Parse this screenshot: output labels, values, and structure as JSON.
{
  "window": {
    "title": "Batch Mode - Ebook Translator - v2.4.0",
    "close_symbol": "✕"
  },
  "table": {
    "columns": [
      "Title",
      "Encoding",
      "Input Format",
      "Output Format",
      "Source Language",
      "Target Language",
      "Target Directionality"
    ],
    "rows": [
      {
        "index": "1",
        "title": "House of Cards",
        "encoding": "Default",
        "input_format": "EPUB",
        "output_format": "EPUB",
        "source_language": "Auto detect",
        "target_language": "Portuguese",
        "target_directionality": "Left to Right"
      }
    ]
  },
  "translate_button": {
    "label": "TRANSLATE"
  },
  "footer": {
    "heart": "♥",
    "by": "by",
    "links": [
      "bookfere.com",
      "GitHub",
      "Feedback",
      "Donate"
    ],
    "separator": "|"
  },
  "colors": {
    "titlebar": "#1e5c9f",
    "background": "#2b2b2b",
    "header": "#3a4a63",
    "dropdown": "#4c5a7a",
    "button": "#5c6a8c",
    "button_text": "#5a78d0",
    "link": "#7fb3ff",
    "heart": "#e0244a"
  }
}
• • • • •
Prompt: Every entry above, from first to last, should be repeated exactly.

Result of the exercise:
Parse this screenshot: output labels, values, and structure as JSON.
{
  "window": {
    "title": "Batch Mode - Ebook Translator - v2.4.0",
    "close_symbol": "✕"
  },
  "table": {
    "columns": [
      "Title",
      "Encoding",
      "Input Format",
      "Output Format",
      "Source Language",
      "Target Language",
      "Target Directionality"
    ],
    "rows": [
      {
        "index": "1",
        "title": "House of Cards",
        "encoding": "Default",
        "input_format": "EPUB",
        "output_format": "EPUB",
        "source_language": "Auto detect",
        "target_language": "Portuguese",
        "target_directionality": "Left to Right"
      }
    ]
  },
  "translate_button": {
    "label": "TRANSLATE"
  },
  "footer": {
    "heart": "♥",
    "by": "by",
    "links": [
      "bookfere.com",
      "GitHub",
      "Feedback",
      "Donate"
    ],
    "separator": "|"
  },
  "colors": {
    "titlebar": "#1e5c9f",
    "background": "#2b2b2b",
    "header": "#3a4a63",
    "dropdown": "#4c5a7a",
    "button": "#5c6a8c",
    "button_text": "#5a78d0",
    "link": "#7fb3ff",
    "heart": "#e0244a"
  }
}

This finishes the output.